by Hugh Hunter
In her remarks, Director Noelle Nettl notes that “Lettice and Lovage” (1987) by Peter Shaffer is seldom performed. Despite the efforts of Ms. Nettl and her talented cast, the show now running at Allens Lane Theater helps explain why.
“Lettice” is essentially a two-woman show, and I did love the opening act. Set in old Fustian Hall amid medieval armor, Lettice is a tourist guide for The Preservation Trust. She notices the yawning disinterest of her first guests, and she is not the sort of lady to take things lying down.
Like a great improvisational artist, Lettice plays off the reactions of others as she regales a series of tourists with an array of increasingly bold and fanciful tales. Lotte, a ringer for The Preservation Trust posing as a tourist, eventually confronts Lettice about her gay disregard of historical facts.

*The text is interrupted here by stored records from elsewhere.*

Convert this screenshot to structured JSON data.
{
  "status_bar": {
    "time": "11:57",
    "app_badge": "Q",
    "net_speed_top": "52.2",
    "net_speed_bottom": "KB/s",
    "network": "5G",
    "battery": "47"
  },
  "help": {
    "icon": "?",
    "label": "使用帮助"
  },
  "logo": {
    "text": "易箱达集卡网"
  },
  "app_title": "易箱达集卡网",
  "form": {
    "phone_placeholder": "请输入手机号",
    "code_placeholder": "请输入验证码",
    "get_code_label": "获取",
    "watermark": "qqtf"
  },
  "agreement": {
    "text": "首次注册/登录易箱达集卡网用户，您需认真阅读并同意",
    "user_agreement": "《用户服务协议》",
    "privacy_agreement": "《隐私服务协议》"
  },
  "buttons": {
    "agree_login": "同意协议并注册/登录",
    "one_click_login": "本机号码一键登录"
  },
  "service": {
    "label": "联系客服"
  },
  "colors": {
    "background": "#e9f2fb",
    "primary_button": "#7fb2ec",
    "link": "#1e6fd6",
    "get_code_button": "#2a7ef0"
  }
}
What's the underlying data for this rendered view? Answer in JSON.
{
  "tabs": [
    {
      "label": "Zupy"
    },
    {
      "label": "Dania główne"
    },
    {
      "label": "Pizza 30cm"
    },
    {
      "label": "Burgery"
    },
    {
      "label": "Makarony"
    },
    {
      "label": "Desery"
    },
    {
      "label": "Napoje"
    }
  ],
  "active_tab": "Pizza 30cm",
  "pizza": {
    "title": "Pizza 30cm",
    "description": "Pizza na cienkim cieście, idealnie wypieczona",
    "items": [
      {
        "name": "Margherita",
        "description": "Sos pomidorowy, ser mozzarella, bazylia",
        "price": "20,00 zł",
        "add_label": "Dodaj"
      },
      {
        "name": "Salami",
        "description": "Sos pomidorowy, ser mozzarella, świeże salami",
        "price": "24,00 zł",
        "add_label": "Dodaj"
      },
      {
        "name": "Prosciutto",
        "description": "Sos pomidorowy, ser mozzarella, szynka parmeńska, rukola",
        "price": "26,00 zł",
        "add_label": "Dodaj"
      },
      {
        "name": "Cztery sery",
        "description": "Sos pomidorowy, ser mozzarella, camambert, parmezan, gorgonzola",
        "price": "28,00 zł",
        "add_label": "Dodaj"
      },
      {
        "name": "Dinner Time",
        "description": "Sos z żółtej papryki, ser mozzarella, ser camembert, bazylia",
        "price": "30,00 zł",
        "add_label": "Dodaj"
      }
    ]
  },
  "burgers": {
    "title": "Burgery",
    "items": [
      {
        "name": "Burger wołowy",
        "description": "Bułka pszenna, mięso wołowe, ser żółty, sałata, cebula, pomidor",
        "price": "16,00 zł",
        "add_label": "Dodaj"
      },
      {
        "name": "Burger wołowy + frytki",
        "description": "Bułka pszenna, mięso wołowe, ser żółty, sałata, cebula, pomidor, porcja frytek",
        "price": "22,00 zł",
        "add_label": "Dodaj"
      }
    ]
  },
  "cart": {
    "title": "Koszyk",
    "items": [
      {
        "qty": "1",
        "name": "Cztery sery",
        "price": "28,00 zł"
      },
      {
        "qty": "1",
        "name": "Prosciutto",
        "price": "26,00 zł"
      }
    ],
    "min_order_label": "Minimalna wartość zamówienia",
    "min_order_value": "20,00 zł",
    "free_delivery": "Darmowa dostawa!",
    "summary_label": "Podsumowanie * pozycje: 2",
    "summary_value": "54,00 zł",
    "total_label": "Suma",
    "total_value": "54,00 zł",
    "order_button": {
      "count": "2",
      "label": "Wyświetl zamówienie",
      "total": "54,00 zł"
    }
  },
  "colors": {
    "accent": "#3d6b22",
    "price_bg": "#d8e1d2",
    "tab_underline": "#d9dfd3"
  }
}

Shaffer wrote “Lettice” with actress Maggie Smith in mind. Formidable Dame Maggie went on to win the Tony in 1990, (They may have been afraid not to give it to her). In the process, Smith probably won undue acclaim for the script itself, because after its charming opening act, “Lettice” collapses into a talky and overlong drama of relationship.
As Lettice, Donna McFadden (an acting teacher at Villanova) is a pleasure to watch, full of sly and impish looks. Lettice has a mission to “enlarge, enliven and enlighten.” She detests what she calls “the mere,” unimaginative people and the dull gray of modern England which she contrasts with the glory of its past.
When the past is itself gray, Lettice colors it up. Claire Golden Drake is fine as Lotte, a doughty establishment woman who turns out to have all sorts of unresolved problems. She falls under the spell of Lettice’s creativity, as does Mr. Bardolph (Don Gimpel), a conventional lawyer whom Lettice easily reduces to silliness.
Playwright Shaffer reprises themes from his hit play “Amadeus.” In that work it is Shaffer himself who disregards the known historical facts to imagine a relationship between Mozart and Salieri in which the great artist is menaced, then destroyed by a jealous and uninspired man.
In “Lettice and Lovage” the main character sees herself as a superior person just like Mozart. But here Shaffer combines artistic pridefulness with post-colonial nostalgia. Lettice believes England’s dull present is an insult to its glorious past, just as she feels personally stifled by mediocrity.
Lettice is so quixotic, there may be an element of satire, even self-mockery, in Shaffer’s script. What can be more “mere” than baseless claims to exceptionalism? And after a dramatic and amusing opening act, it is up to the actors to keep you entertained. As good as McFadden and Drake are, that is a heavy burden to carry.
Allens Lane is located at Allens Lane near McCallum Street. “Lettice and Lovage” will run through March 22. Reservations are available at 215-248-0546 or www.allenslane.org.